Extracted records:
════

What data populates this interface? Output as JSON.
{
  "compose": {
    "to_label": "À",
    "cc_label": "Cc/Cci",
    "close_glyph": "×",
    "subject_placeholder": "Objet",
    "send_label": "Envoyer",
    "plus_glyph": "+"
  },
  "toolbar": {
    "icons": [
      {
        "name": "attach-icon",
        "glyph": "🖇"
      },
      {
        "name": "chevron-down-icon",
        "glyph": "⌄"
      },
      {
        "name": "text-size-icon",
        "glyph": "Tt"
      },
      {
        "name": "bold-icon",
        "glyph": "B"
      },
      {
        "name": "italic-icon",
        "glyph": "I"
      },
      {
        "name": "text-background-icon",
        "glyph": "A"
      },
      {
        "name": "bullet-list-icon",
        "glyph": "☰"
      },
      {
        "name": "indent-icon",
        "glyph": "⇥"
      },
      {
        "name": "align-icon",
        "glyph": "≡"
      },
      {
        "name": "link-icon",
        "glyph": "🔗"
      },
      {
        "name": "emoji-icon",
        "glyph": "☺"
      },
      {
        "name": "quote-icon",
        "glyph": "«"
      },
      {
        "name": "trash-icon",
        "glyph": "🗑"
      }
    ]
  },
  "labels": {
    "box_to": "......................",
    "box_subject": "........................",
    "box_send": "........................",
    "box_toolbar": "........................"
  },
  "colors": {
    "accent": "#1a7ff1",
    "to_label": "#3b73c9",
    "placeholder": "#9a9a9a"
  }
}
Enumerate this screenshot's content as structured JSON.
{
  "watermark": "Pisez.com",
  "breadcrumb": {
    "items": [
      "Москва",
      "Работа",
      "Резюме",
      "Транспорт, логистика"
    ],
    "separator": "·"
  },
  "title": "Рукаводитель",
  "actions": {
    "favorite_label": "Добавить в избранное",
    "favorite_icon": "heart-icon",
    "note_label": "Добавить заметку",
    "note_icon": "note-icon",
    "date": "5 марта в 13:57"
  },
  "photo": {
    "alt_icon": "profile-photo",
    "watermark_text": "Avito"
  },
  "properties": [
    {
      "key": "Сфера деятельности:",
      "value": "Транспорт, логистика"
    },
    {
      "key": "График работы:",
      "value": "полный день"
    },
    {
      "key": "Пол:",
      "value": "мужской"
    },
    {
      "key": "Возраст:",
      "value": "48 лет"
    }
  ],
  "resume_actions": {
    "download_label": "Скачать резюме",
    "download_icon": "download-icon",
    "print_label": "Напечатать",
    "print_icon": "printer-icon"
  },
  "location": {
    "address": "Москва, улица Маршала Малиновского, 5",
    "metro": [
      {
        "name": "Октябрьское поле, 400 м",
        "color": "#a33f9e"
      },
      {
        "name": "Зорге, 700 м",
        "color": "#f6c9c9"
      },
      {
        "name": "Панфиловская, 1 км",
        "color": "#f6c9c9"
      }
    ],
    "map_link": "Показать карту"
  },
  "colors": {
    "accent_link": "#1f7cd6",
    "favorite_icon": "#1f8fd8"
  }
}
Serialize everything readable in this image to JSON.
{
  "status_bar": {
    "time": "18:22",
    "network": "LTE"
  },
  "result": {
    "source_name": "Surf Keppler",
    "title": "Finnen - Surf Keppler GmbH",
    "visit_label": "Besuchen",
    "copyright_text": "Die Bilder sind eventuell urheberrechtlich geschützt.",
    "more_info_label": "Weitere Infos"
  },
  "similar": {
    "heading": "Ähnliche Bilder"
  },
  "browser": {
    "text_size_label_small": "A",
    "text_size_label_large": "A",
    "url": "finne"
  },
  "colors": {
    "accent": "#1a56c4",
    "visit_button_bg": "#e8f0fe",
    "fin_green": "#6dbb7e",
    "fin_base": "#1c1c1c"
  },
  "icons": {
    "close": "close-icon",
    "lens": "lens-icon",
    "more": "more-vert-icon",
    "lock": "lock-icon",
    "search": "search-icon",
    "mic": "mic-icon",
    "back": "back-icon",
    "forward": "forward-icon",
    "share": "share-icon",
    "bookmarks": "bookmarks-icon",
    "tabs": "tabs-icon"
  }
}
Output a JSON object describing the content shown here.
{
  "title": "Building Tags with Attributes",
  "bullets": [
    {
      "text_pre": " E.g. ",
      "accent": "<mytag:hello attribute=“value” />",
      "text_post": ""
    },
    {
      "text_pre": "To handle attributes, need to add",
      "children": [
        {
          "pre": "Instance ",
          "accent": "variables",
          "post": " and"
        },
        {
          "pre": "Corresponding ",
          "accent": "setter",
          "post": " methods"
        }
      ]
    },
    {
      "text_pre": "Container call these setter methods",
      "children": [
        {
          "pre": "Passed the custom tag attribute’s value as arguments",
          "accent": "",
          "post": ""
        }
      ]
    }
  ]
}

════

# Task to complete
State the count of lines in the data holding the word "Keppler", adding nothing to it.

# Final answer
2